Material supplied below:

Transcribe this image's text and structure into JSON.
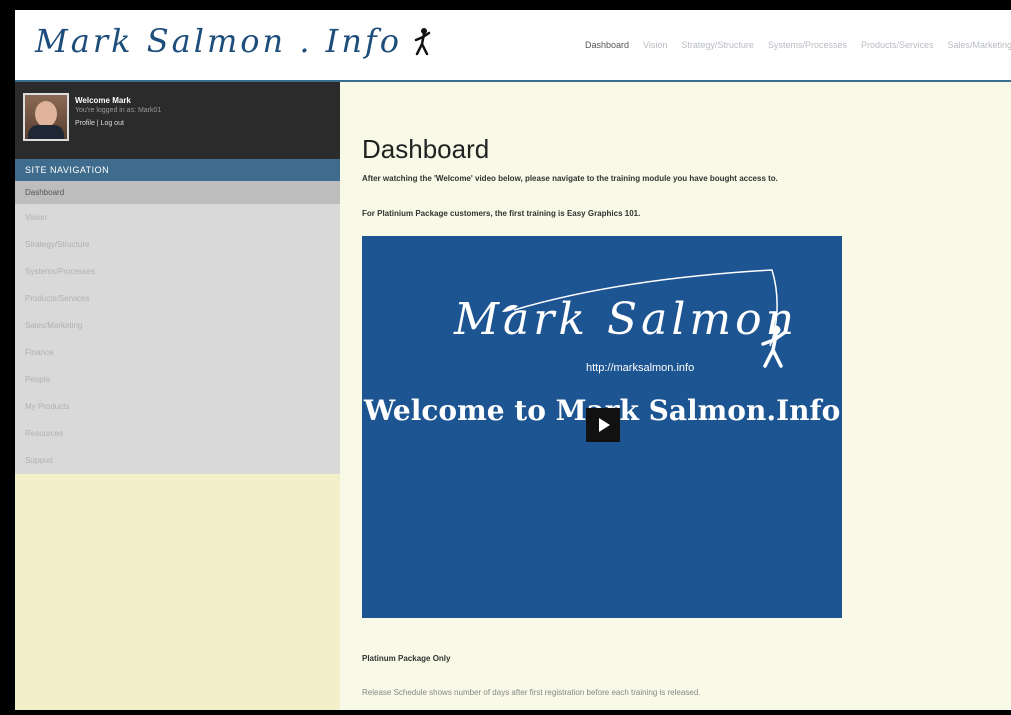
{
  "header": {
    "logo_text": "Mark Salmon . Info",
    "nav": [
      "Dashboard",
      "Vision",
      "Strategy/Structure",
      "Systems/Processes",
      "Products/Services",
      "Sales/Marketing"
    ]
  },
  "user": {
    "welcome": "Welcome Mark",
    "logged_in": "You're logged in as: Mark01",
    "profile_links": "Profile | Log out"
  },
  "sidebar": {
    "heading": "SITE NAVIGATION",
    "items": [
      "Dashboard",
      "Vision",
      "Strategy/Structure",
      "Systems/Processes",
      "Products/Services",
      "Sales/Marketing",
      "Finance",
      "People",
      "My Products",
      "Resources",
      "Support"
    ]
  },
  "main": {
    "title": "Dashboard",
    "intro": "After watching the 'Welcome' video below, please navigate to the training module you have bought access to.",
    "platinum_note": "For Platinium Package customers, the first training is Easy Graphics 101.",
    "video": {
      "logo": "Mark Salmon",
      "url": "http://marksalmon.info",
      "welcome": "Welcome to Mark Salmon.Info"
    },
    "platinum_only": "Platinum Package Only",
    "release_note": "Release Schedule shows number of days after first registration before each training is released."
  },
  "colors": {
    "accent": "#3f6c8c",
    "video_bg": "#1d5492",
    "sidebar_bg": "#f3efc9",
    "main_bg": "#f8f9e6"
  }
}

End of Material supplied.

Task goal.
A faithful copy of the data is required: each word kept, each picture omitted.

Answer space.
Transcribe this image's text and structure into JSON.
{
  "header": {
    "logo_text": "Mark Salmon . Info",
    "nav": [
      "Dashboard",
      "Vision",
      "Strategy/Structure",
      "Systems/Processes",
      "Products/Services",
      "Sales/Marketing"
    ]
  },
  "user": {
    "welcome": "Welcome Mark",
    "logged_in": "You're logged in as: Mark01",
    "profile_links": "Profile | Log out"
  },
  "sidebar": {
    "heading": "SITE NAVIGATION",
    "items": [
      "Dashboard",
      "Vision",
      "Strategy/Structure",
      "Systems/Processes",
      "Products/Services",
      "Sales/Marketing",
      "Finance",
      "People",
      "My Products",
      "Resources",
      "Support"
    ]
  },
  "main": {
    "title": "Dashboard",
    "intro": "After watching the 'Welcome' video below, please navigate to the training module you have bought access to.",
    "platinum_note": "For Platinium Package customers, the first training is Easy Graphics 101.",
    "video": {
      "logo": "Mark Salmon",
      "url": "http://marksalmon.info",
      "welcome": "Welcome to Mark Salmon.Info"
    },
    "platinum_only": "Platinum Package Only",
    "release_note": "Release Schedule shows number of days after first registration before each training is released."
  },
  "colors": {
    "accent": "#3f6c8c",
    "video_bg": "#1d5492",
    "sidebar_bg": "#f3efc9",
    "main_bg": "#f8f9e6"
  }
}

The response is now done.